What to work on: Exact copy, pictures excluded: please retype every record below.

---------- Material for the task ----------

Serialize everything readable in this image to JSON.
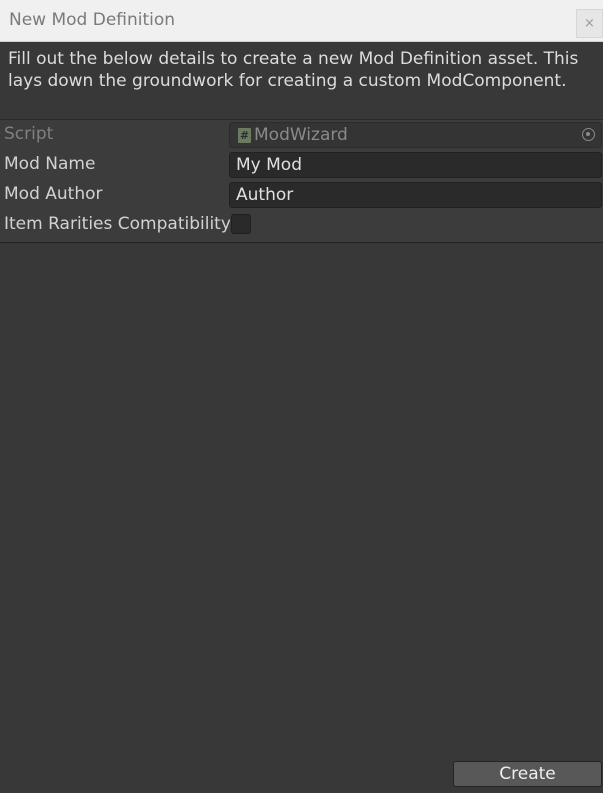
{
  "window": {
    "title": "New Mod Definition",
    "close_label": "×"
  },
  "description": "Fill out the below details to create a new Mod Definition asset. This lays down the groundwork for creating a custom ModComponent.",
  "fields": {
    "script": {
      "label": "Script",
      "value": "ModWizard",
      "icon_glyph": "#"
    },
    "mod_name": {
      "label": "Mod Name",
      "value": "My Mod"
    },
    "mod_author": {
      "label": "Mod Author",
      "value": "Author"
    },
    "item_rarities": {
      "label": "Item Rarities Compatibility",
      "checked": false
    }
  },
  "actions": {
    "create_label": "Create"
  },
  "colors": {
    "background": "#383838",
    "titlebar": "#f0f0f0",
    "field": "#2a2a2a",
    "button": "#585858",
    "text": "#d2d2d2"
  }
}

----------

Response:
Serialize everything readable in this image to JSON.
{
  "window": {
    "title": "New Mod Definition",
    "close_label": "×"
  },
  "description": "Fill out the below details to create a new Mod Definition asset. This lays down the groundwork for creating a custom ModComponent.",
  "fields": {
    "script": {
      "label": "Script",
      "value": "ModWizard",
      "icon_glyph": "#"
    },
    "mod_name": {
      "label": "Mod Name",
      "value": "My Mod"
    },
    "mod_author": {
      "label": "Mod Author",
      "value": "Author"
    },
    "item_rarities": {
      "label": "Item Rarities Compatibility",
      "checked": false
    }
  },
  "actions": {
    "create_label": "Create"
  },
  "colors": {
    "background": "#383838",
    "titlebar": "#f0f0f0",
    "field": "#2a2a2a",
    "button": "#585858",
    "text": "#d2d2d2"
  }
}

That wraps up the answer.